STUBBS, George (1724-1806). The Anatomy of the Horse. London: J. Purser for the author, '1766' [but c. 1815].
Broadsheet oblong 2° (449 x 546mm). Text printed on laid paper with armorial 'LVG' watermark [cf. Churchill Watermarks in Paper 434]. 24 etched plates by and after Stubbs, including 4 key plates, printed on wove paper, all watermarked '1815'. (Variable light spotting and browning, some neatly-repaired small marginal tears and small holes in text, one plate on guard, skilfully-repaired tears to title touching 4 letters.) 19th-century cloth-backed patterned boards, gilt leather lettering-piece on spine (front free endpaper detached, extremities somewhat worn, short split on upper hinge). Provenance: Frederic Leighton P.R.A., Baron Leighton of Stretton (1830-1896, bookplate by 'R.A. Bell. 94.') -- Leighton sale, Christie's, 15-16 July 1896, lot 295, to: -- Parsons -- Harry Worcester Smith (b.1865, bookplate by 'S.L.S. 1921') -- clippings and typed notes relating to Leighton, Stubbs and horses pasted onto the upper pastedown (?by Smith).
FIRST EDITION, LATER ISSUE. THE LORD LEIGHTON-HARRY WORCESTER SMITH COPY OF A WORK THAT 'HAS BOTH SCIENTIFIC AND ARTISTIC IMPORTANCE, and [...] enjoys, with the works of Vesalius and Albinus, an esteem far beyond the special area of learning for which it was designed' (Doherty, quoted by Norman). Stubbs's drawings for the plates were executed between 1756 and 1759, and were based on numerous dissections that he had performed himself. Once the drawings were finished, Stubbs unsuccessfully attempted to find an engraver, but many engravers felt the subjects of the plates fell beyond their knowledge, forcing him to engrave them himself in the following six years, thus effecting his transformation from an engraver of limited ability to one of great skill. When the work was published, it caused the artist 'henceforth to be regarded primarily as an animal painter, whereas his previous provincial reputation had been based on portraits' (Lennox-Boyd). The book itself 'remained the standard authority on its subject for nearly a century. It marked a major advance in the study of equine anatomy, and Gilbey, who calculated that out of forty-nine authors prior to George Stubbs, only one, the seventeenth-century English farrier Andrew Snape, had produced a study that compared with the ''exhaustive description'' of The Anatomy of the Horse, maintained that ''if he [Stubbs] had never painted a picture, [this] stands as his monument'' ' (Lennox-Boyd).

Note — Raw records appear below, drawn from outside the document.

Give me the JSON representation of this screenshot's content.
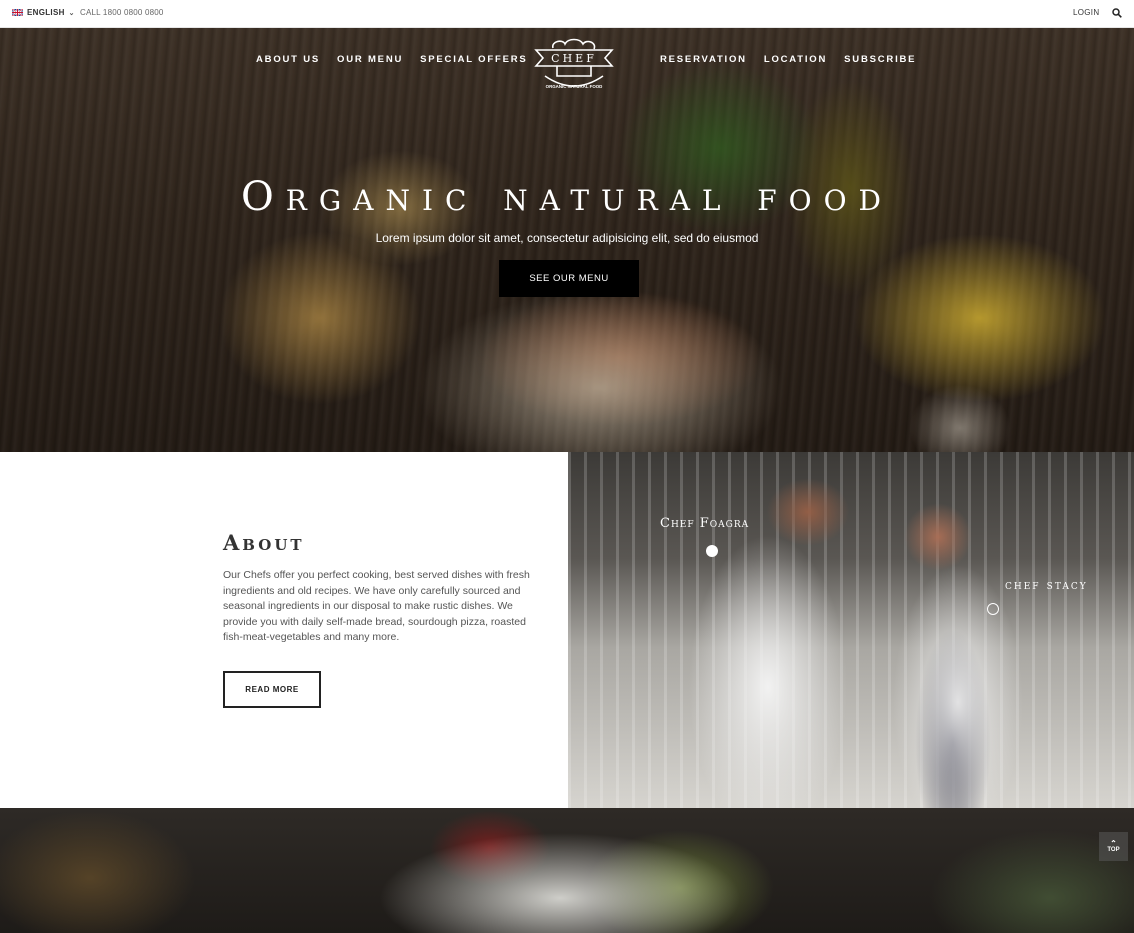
{
  "topbar": {
    "language": "ENGLISH",
    "phone": "CALL 1800 0800 0800",
    "login": "LOGIN",
    "search_icon": "search-icon",
    "flag_icon": "uk-flag-icon"
  },
  "nav": {
    "left": [
      "ABOUT US",
      "OUR MENU",
      "SPECIAL OFFERS"
    ],
    "right": [
      "RESERVATION",
      "LOCATION",
      "SUBSCRIBE"
    ]
  },
  "logo": {
    "name": "CHEF",
    "tagline": "ORGANIC NATURAL FOOD"
  },
  "hero": {
    "title": "Organic natural food",
    "subtitle": "Lorem ipsum dolor sit amet, consectetur adipisicing elit, sed do eiusmod",
    "button": "SEE OUR MENU"
  },
  "about": {
    "title": "About",
    "text": "Our Chefs offer you perfect cooking, best served dishes with fresh ingredients and old recipes. We have only carefully sourced and seasonal ingredients in our disposal to make rustic dishes. We provide you with daily self-made bread, sourdough pizza, roasted fish-meat-vegetables and many more.",
    "button": "READ MORE"
  },
  "chefs": {
    "first": "Chef Foagra",
    "second": "chef stacy"
  },
  "back_to_top": "TOP",
  "colors": {
    "accent": "#000000",
    "text": "#333333"
  }
}
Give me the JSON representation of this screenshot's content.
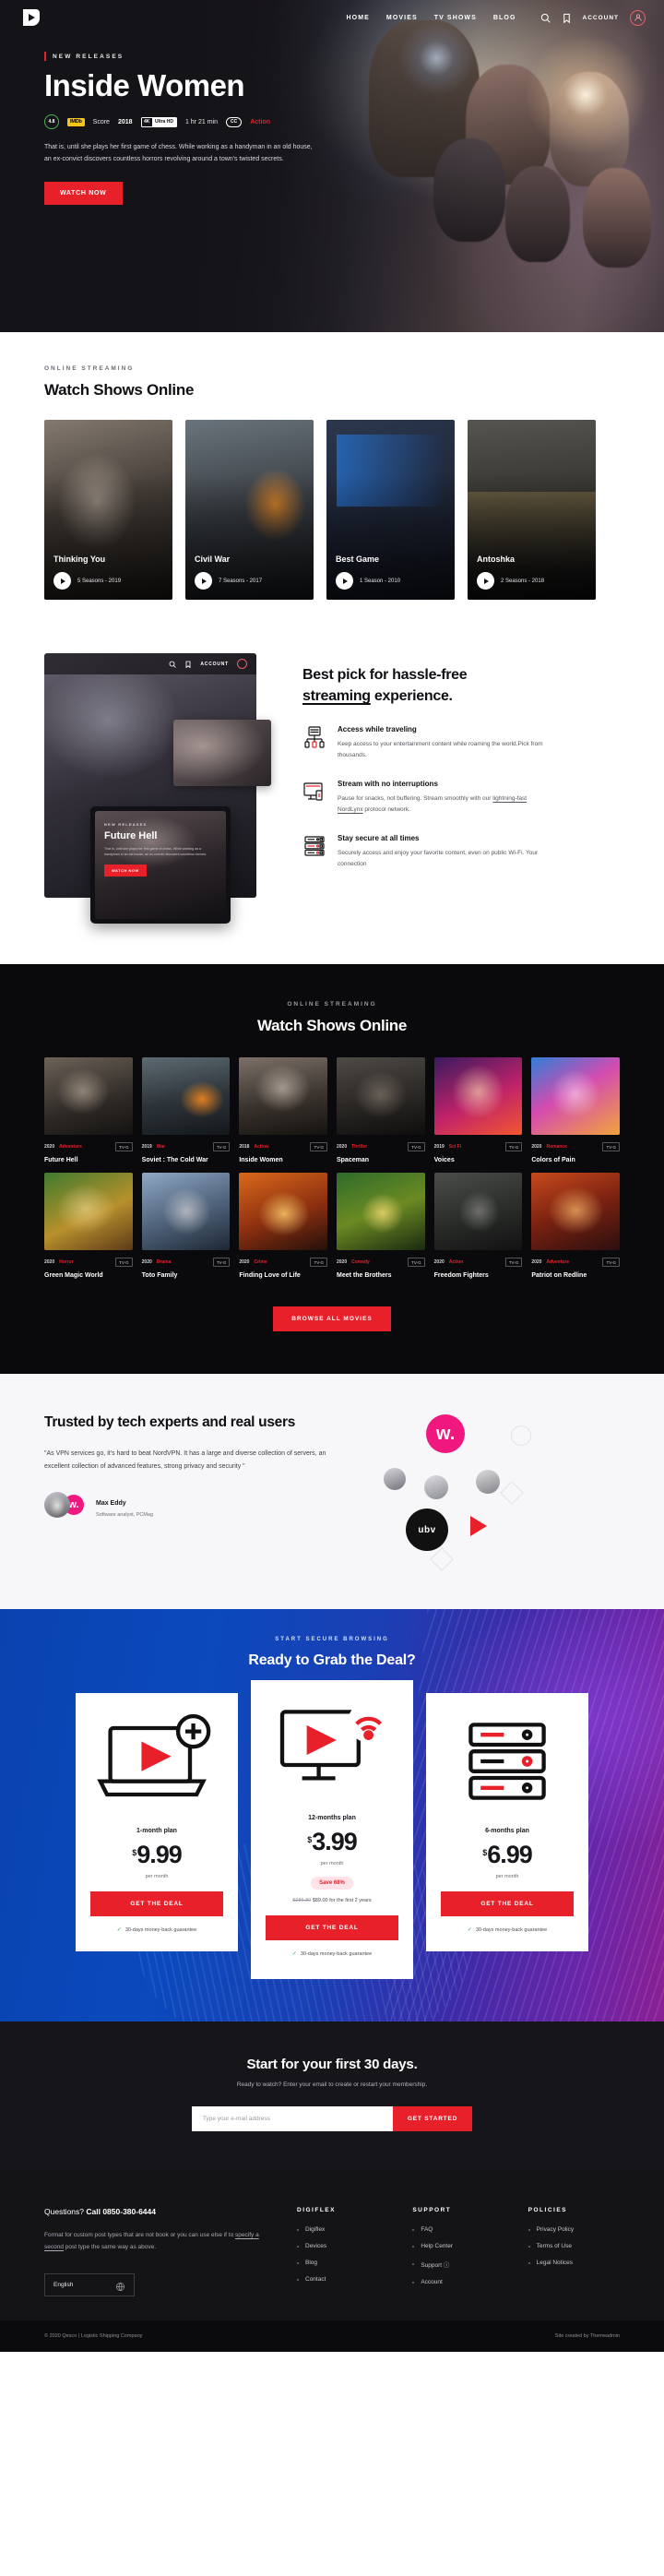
{
  "header": {
    "logo_icon": "play-logo-icon",
    "nav": [
      {
        "label": "HOME"
      },
      {
        "label": "MOVIES"
      },
      {
        "label": "TV SHOWS"
      },
      {
        "label": "BLOG"
      }
    ],
    "search_icon": "search-icon",
    "bookmark_icon": "bookmark-icon",
    "account_label": "ACCOUNT",
    "avatar_icon": "user-avatar-icon"
  },
  "hero": {
    "eyebrow": "NEW RELEASES",
    "title": "Inside Women",
    "score": "4.8",
    "imdb": "IMDb",
    "score_label": "Score",
    "year": "2018",
    "quality_4k": "4K",
    "quality_hd": "Ultra HD",
    "duration": "1 hr 21 min",
    "cc": "CC",
    "genre": "Action",
    "description": "That is, until she plays her first game of chess. While working as a handyman in an old house, an ex-convict discovers countless horrors revolving around a town's twisted secrets.",
    "cta": "WATCH NOW"
  },
  "shows": {
    "kicker": "ONLINE STREAMING",
    "title": "Watch Shows Online",
    "cards": [
      {
        "title": "Thinking You",
        "sub": "5 Seasons - 2019",
        "play_icon": "play-icon"
      },
      {
        "title": "Civil War",
        "sub": "7 Seasons - 2017",
        "play_icon": "play-icon"
      },
      {
        "title": "Best Game",
        "sub": "1 Season - 2010",
        "play_icon": "play-icon"
      },
      {
        "title": "Antoshka",
        "sub": "2 Seasons - 2018",
        "play_icon": "play-icon"
      }
    ]
  },
  "device_preview": {
    "account_label": "ACCOUNT",
    "search_icon": "search-icon",
    "bookmark_icon": "bookmark-icon",
    "phone_eyebrow": "NEW RELEASES",
    "phone_title": "Future Hell",
    "phone_desc": "That is, until she plays her first game of chess. While working as a handyman in an old house, an ex-convict discovers countless horrors.",
    "phone_cta": "WATCH NOW"
  },
  "bestpick": {
    "title_line1": "Best pick for hassle-free",
    "title_underline": "streaming",
    "title_line2": " experience.",
    "features": [
      {
        "icon": "network-servers-icon",
        "heading": "Access while traveling",
        "body": "Keep access to your entertainment content while roaming the world.Pick from thousands."
      },
      {
        "icon": "desktop-monitor-icon",
        "heading": "Stream with no interruptions",
        "body_pre": "Pause for snacks, not buffering. Stream smoothly with our ",
        "body_link": "lightning-fast NordLynx",
        "body_post": " protocol network."
      },
      {
        "icon": "server-rack-icon",
        "heading": "Stay secure at all times",
        "body": "Securely access and enjoy your favorite content, even on public Wi-Fi. Your connection"
      }
    ]
  },
  "movies": {
    "kicker": "ONLINE STREAMING",
    "title": "Watch Shows Online",
    "browse_label": "BROWSE ALL MOVIES",
    "items": [
      {
        "year": "2020",
        "genre": "Adventure",
        "rating": "TV-G",
        "title": "Future Hell"
      },
      {
        "year": "2019",
        "genre": "War",
        "rating": "TV-G",
        "title": "Soviet : The Cold War"
      },
      {
        "year": "2018",
        "genre": "Action",
        "rating": "TV-G",
        "title": "Inside Women"
      },
      {
        "year": "2020",
        "genre": "Thriller",
        "rating": "TV-G",
        "title": "Spaceman"
      },
      {
        "year": "2019",
        "genre": "Sci Fi",
        "rating": "TV-G",
        "title": "Voices"
      },
      {
        "year": "2020",
        "genre": "Romance",
        "rating": "TV-G",
        "title": "Colors of Pain"
      },
      {
        "year": "2020",
        "genre": "Horror",
        "rating": "TV-G",
        "title": "Green Magic World"
      },
      {
        "year": "2020",
        "genre": "Drama",
        "rating": "TV-G",
        "title": "Toto Family"
      },
      {
        "year": "2020",
        "genre": "Crime",
        "rating": "TV-G",
        "title": "Finding Love of Life"
      },
      {
        "year": "2020",
        "genre": "Comedy",
        "rating": "TV-G",
        "title": "Meet the Brothers"
      },
      {
        "year": "2020",
        "genre": "Action",
        "rating": "TV-G",
        "title": "Freedom Fighters"
      },
      {
        "year": "2020",
        "genre": "Adventure",
        "rating": "TV-G",
        "title": "Patriot on Redline"
      }
    ]
  },
  "trusted": {
    "heading": "Trusted by tech experts and real users",
    "quote": "\"As VPN services go, it's hard to beat NordVPN. It has a large and diverse collection of servers, an excellent collection of advanced features, strong privacy and security \"",
    "person_name": "Max Eddy",
    "person_role": "Software analyst, PCMag",
    "logo_w": "w.",
    "logo_ubv": "ubv"
  },
  "pricing": {
    "kicker": "START SECURE BROWSING",
    "title": "Ready to Grab the Deal?",
    "plans": [
      {
        "icon": "laptop-plus-icon",
        "name": "1-month plan",
        "currency": "$",
        "amount": "9.99",
        "per": "per month",
        "save": "",
        "strike_old": "",
        "strike_new": "",
        "cta": "GET THE DEAL",
        "guarantee": "30-days money-back guarantee"
      },
      {
        "icon": "monitor-wifi-icon",
        "name": "12-months plan",
        "currency": "$",
        "amount": "3.99",
        "per": "per month",
        "save": "Save 68%",
        "strike_old": "$286.80",
        "strike_new": "$89.00 for the first 2 years",
        "cta": "GET THE DEAL",
        "guarantee": "30-days money-back guarantee"
      },
      {
        "icon": "server-stack-icon",
        "name": "6-months plan",
        "currency": "$",
        "amount": "6.99",
        "per": "per month",
        "save": "",
        "strike_old": "",
        "strike_new": "",
        "cta": "GET THE DEAL",
        "guarantee": "30-days money-back guarantee"
      }
    ]
  },
  "signup": {
    "heading": "Start for your first 30 days.",
    "sub": "Ready to watch? Enter your email to create or restart your membership.",
    "placeholder": "Type your e-mail address",
    "cta": "GET STARTED"
  },
  "footer": {
    "questions_prefix": "Questions? ",
    "questions_bold": "Call 0850-380-6444",
    "text_pre": "Format for custom post types that are not book or you can use else if to ",
    "text_link": "specify a second",
    "text_post": " post type the same way as above.",
    "language": "English",
    "globe_icon": "globe-icon",
    "columns": [
      {
        "heading": "DIGIFLEX",
        "links": [
          {
            "label": "Digiflex"
          },
          {
            "label": "Devices"
          },
          {
            "label": "Blog"
          },
          {
            "label": "Contact"
          }
        ]
      },
      {
        "heading": "SUPPORT",
        "links": [
          {
            "label": "FAQ"
          },
          {
            "label": "Help Center"
          },
          {
            "label": "Support ⓘ"
          },
          {
            "label": "Account"
          }
        ]
      },
      {
        "heading": "POLICIES",
        "links": [
          {
            "label": "Privacy Policy"
          },
          {
            "label": "Terms of Use"
          },
          {
            "label": "Legal Notices"
          }
        ]
      }
    ],
    "copyright": "© 2020 Qesco | Logistic Shipping Company",
    "credit": "Site created by Themeadmin"
  }
}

The present copy was previously in the library of the artist, Frederic, Lord Leighton P.R.A., and bears his bookplate dated 1894, designed for him by the book illustrator Robert Anning Bell (1863-1933). Although Leighton's work was principally figurative, it is possible that his work on the study executed in clay for a sculpture of 'Perseus and Andromeda' (1891) may have stimulated him to acquire what was, to an artist of his generation, still the definitive reference for the anatomy of the horse (in his preface on a1r, Stubbs specifically addresses 'The Painter, Sculptor, and Designer' as a possible purchaser, and the typed note pasted into this copy refers to Sir Edwin Landseer's copy of the work, sold in these rooms at the artist's sale). The contents of Leighton's studio were sold in these rooms on the 11, 13 and 14 July 1896 ('when the prices realized were in excess of those the most sympathetic admirer [...] had dared to expect', E. Rhys Frederic, Lord Leighton (London: 1898), p.91), and W. Fletcher's English Book Collectors records that the sale of the books on 15 and 16 July 1896 raised £631 (p.439). This copy subsequently passed into the collection of the American sporting book collector and MFH, Harry Worcester Smith, the author and editor of numerous sporting books. It was probably Smith who added the clippings pasted into the volume (cf. Mellon Books on the Horse and Horsemanship 321, remarking that notes inserted there are 'characteristic of the matter that commonly augments books from the library of Harry Worcester Smith').
The text used for the various issues of The Anatomy of the Horse was probably printed at the time of the original publication (and certainly the text of first issue copies bears the same watermark as the text of this copy), but the plates appear to have been printed on demand as copies were sold, and copies with plates watermarked with dates from 1798 to 1827 are known. Brunet V, col.571; Dingley Comben 600 (later issue, plates watermarked 1823); Eales Cole ... 1472-1800 1840; ESTC T147211; Garrison and Morton 308.1; Lennox-Boyd Stubbs 165-188; Mellon Books on the Horse and Horsemanship 57; Nissen ZBI 4027; Norman 2032 (later issue, plates watermarked '1798').